A Win for Democracy - or Pork?
Controversial endowment overcomes `slush fund' charges to win battle in Congress
WASHINGTON — THE National Endowment for Democracy is a tiny, yet surprisingly controversial part of the United States foreign policy apparatus.
Its off-beat projects include securing old ``Star Wars'' computers from the Pentagon to train journalists in South Africa and advising groups on how to publish pocket-sized copies of George Orwell's novel, ``Animal Farm,'' for Cuba.
Supporters say the NED is a cost-effective way to promote democracy oversees. But critics who see the endowment as a cold-war relic and a slush fund nearly succeeded in killing the 10-year-old agency this year.
The agency's survival - guaranteed by House and Senate votes late last week - is a tribute to an usual lobbying campaign that brought together Eastern European leaders, prominent columnists such as George Will, and three former presidents. A similar campaign earlier saved Radio Liberty/Radio Free Europe from extinction.
The NED was created in 1983 by President Reagan as private organization funded largely by the federal government. The agency uses 70 percent of its funding to pay four US public-policy organizations affiliated with the Republican and Democratic Parties, the AFL-CIO, and the Chamber of Commerce to teach political techniques to democratic groups abroad. During the past 10 years, the NED has distributed 1,500 grants worth $200 million.
Within the larger scope of US foreign assistance, that amount is relatively small. But, says NED president Carl Gershman, ``Sometimes you can find a small and very focused operation that can be a good symbolic target.''
That's what happened to the NED in this year of budget-cutting. Deficit hawks on Capitol Hill attacked the agency because nearly three-quarters of its funds are awarded without competitive bidding. Critics charge that the NED discourages well-planned and cost-effective foreign policy initiatives, and that grantees receive money without having to follow all of the federal government's pricing principles.
``That is why the NED was set up: to avoid competition for funds,'' says Sen. Hank Brown (R) of Colorado. ``To talk about this as a debate of democracy is absurd. This is special treatment for the big boys.''

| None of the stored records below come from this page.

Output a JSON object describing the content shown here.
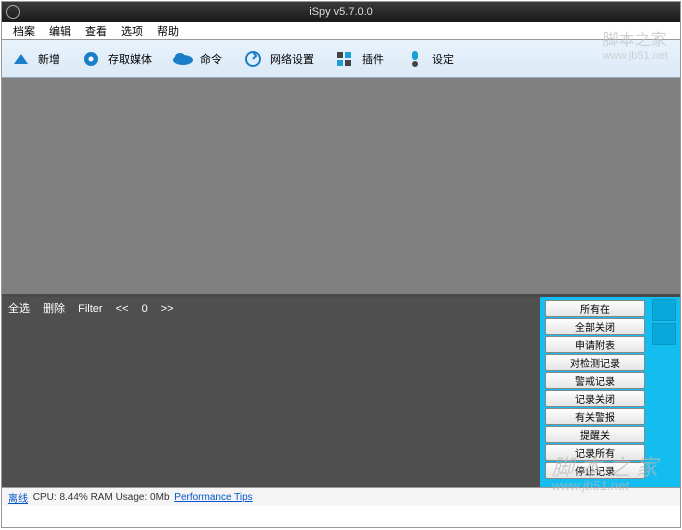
{
  "title": "iSpy v5.7.0.0",
  "menu": {
    "file": "档案",
    "edit": "编辑",
    "view": "查看",
    "options": "选项",
    "help": "帮助"
  },
  "toolbar": {
    "new": "新增",
    "media": "存取媒体",
    "command": "命令",
    "web": "网络设置",
    "plugin": "插件",
    "settings": "设定"
  },
  "lower": {
    "selectall": "全选",
    "delete": "删除",
    "filter": "Filter",
    "prev": "<<",
    "count": "0",
    "next": ">>"
  },
  "side": {
    "b0": "所有在",
    "b1": "全部关闭",
    "b2": "申请附表",
    "b3": "对检测记录",
    "b4": "警戒记录",
    "b5": "记录关闭",
    "b6": "有关警报",
    "b7": "提醒关",
    "b8": "记录所有",
    "b9": "停止记录"
  },
  "status": {
    "offline": "离线",
    "cpu": "CPU: 8.44% RAM Usage: 0Mb",
    "tips": "Performance Tips"
  },
  "watermark": {
    "top1": "脚本之家",
    "top2": "www.jb51.net",
    "bot1": "脚 本 之 家",
    "bot2": "www.jb51.net"
  }
}
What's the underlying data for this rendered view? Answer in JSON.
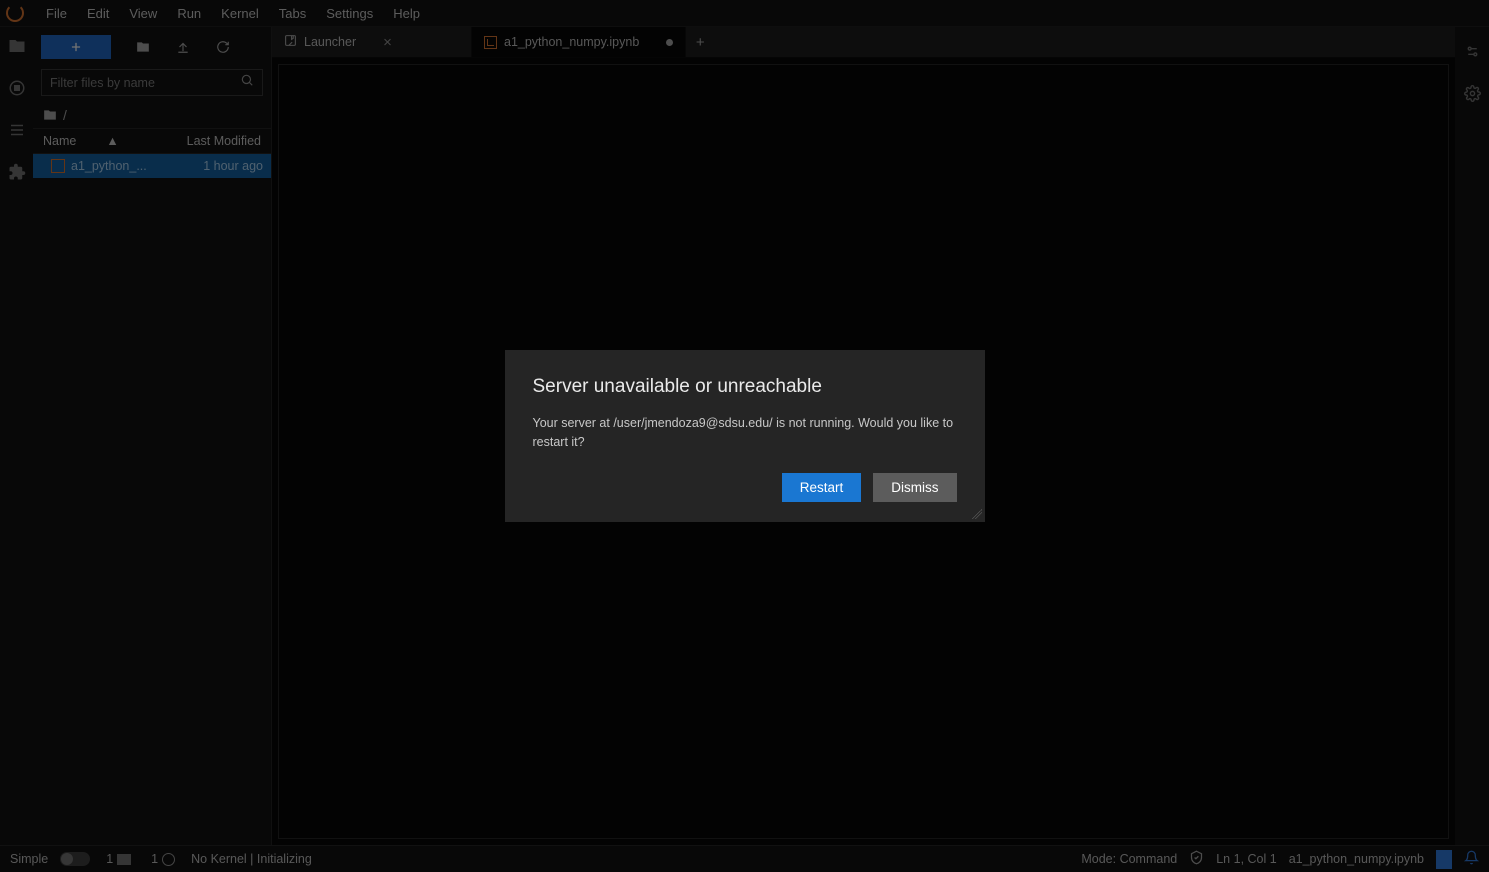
{
  "menu": {
    "items": [
      "File",
      "Edit",
      "View",
      "Run",
      "Kernel",
      "Tabs",
      "Settings",
      "Help"
    ]
  },
  "file_panel": {
    "filter_placeholder": "Filter files by name",
    "breadcrumb_root": "/",
    "header_name": "Name",
    "header_modified": "Last Modified",
    "files": [
      {
        "name": "a1_python_...",
        "modified": "1 hour ago"
      }
    ]
  },
  "tabs": {
    "launcher_label": "Launcher",
    "notebook_label": "a1_python_numpy.ipynb"
  },
  "dialog": {
    "title": "Server unavailable or unreachable",
    "body": "Your server at /user/jmendoza9@sdsu.edu/ is not running. Would you like to restart it?",
    "restart_label": "Restart",
    "dismiss_label": "Dismiss"
  },
  "statusbar": {
    "simple_label": "Simple",
    "count_left": "1",
    "count_left2": "1",
    "kernel_status": "No Kernel | Initializing",
    "mode_label": "Mode: Command",
    "cursor_label": "Ln 1, Col 1",
    "file_label": "a1_python_numpy.ipynb"
  }
}
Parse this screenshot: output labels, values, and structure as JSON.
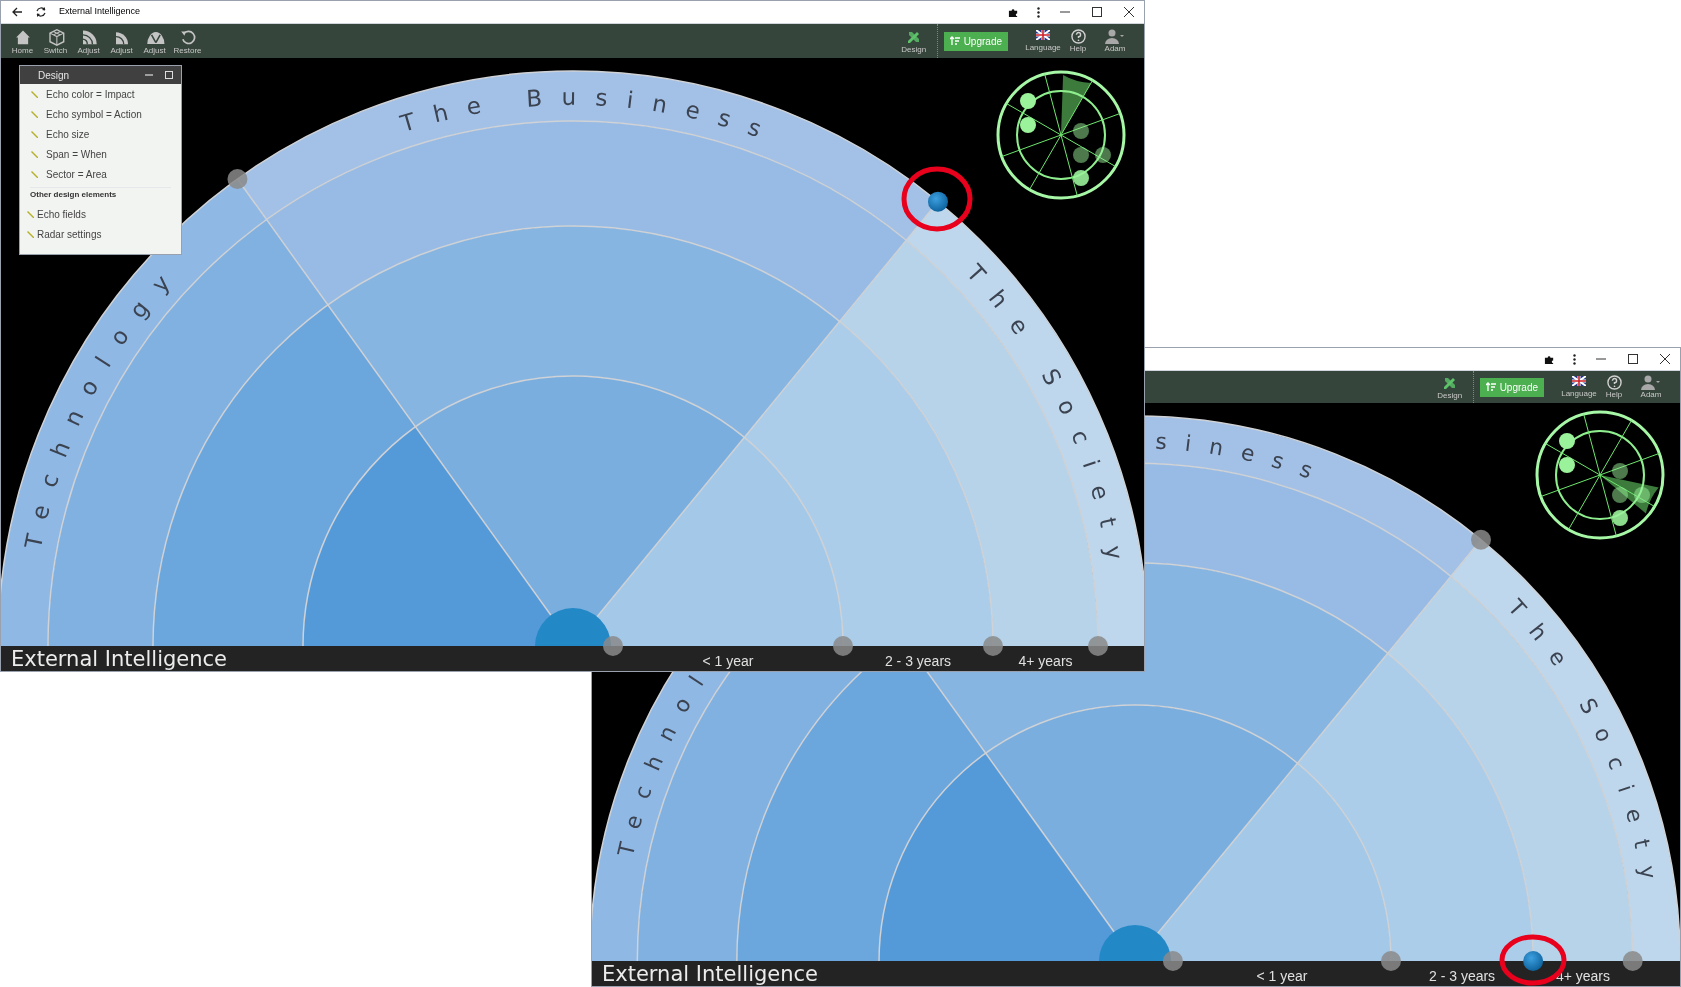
{
  "windows": [
    {
      "title": "External Intelligence",
      "toolbar_left": [
        {
          "label": "Home"
        },
        {
          "label": "Switch"
        },
        {
          "label": "Adjust"
        },
        {
          "label": "Adjust"
        },
        {
          "label": "Adjust"
        },
        {
          "label": "Restore"
        }
      ],
      "toolbar_right": {
        "design": "Design",
        "upgrade": "Upgrade",
        "language": "Language",
        "help": "Help",
        "user": "Adam"
      },
      "design_panel": {
        "title": "Design",
        "items": [
          "Echo color = Impact",
          "Echo symbol = Action",
          "Echo size",
          "Span = When",
          "Sector = Area"
        ],
        "section": "Other design elements",
        "other_items": [
          "Echo fields",
          "Radar settings"
        ]
      },
      "radar": {
        "sectors": [
          {
            "label": "Technology"
          },
          {
            "label": "The Business"
          },
          {
            "label": "The Society"
          }
        ]
      },
      "footer": {
        "title": "External Intelligence",
        "spans": [
          "< 1 year",
          "2 - 3 years",
          "4+ years"
        ]
      }
    },
    {
      "toolbar_right": {
        "design": "Design",
        "upgrade": "Upgrade",
        "language": "Language",
        "help": "Help",
        "user": "Adam"
      },
      "radar": {
        "sectors": [
          {
            "label": "Technol"
          },
          {
            "label": "siness"
          },
          {
            "label": "The Society"
          }
        ]
      },
      "footer": {
        "title": "External Intelligence",
        "spans": [
          "< 1 year",
          "2 - 3 years",
          "4+ years"
        ]
      }
    }
  ]
}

OPPONENTS also argue that the NED duplicates a number of services already provided by other government organizations, such as the US Information Agency and the Agency for International Development - but without the accountability of those agencies.
``If we are going to make fools of ourselves around the world ... with our involvement in the internal political affairs of foreign nations, let our State Department and our president make that mistake, but not a private entity funded by the money of the taxpayers,'' says Rep. Paul Kanjorski (D) of Pennsylvania, a leading critic of the NED.
On the other side of the issue, President Clinton has called the NED ``one of our most important and effective instruments form supporting democracy abroad.'' Mr. Gershman argues that his agency plays a unique role on such issues as human-rights.
``The endowment was breaking new ground in the 1980s by being active in Poland [with Solidarity] before the communist regimes fell. We are increasingly active in areas where new challenges face the endowment, particularly the Middle East,'' he says.
Gershman denies the suggestion of some critics that, while the NED may be a great idea, it should not receive federal funds in a time of belt-tightening.
``We're a grantmaking institution, and you're not going to raise private money to make grants,'' he says. ``I think that we serve a very important public purpose, and if such a public purpose is being served, it's appropriate to receive public funding.''
Congress eventually agreed. At first, the House, led by budget-cutting freshmen, voted to delete all funding for the NED. But the Senate approved $35 million for the program.
And last week House and Senate negotiators settled on the $35 million figure, which was then approved by both houses. Although it's considerably less than what Clinton wanted (he proposed a $50 million budget), it is more than the NED's 1992-93 budget ($27.5 million).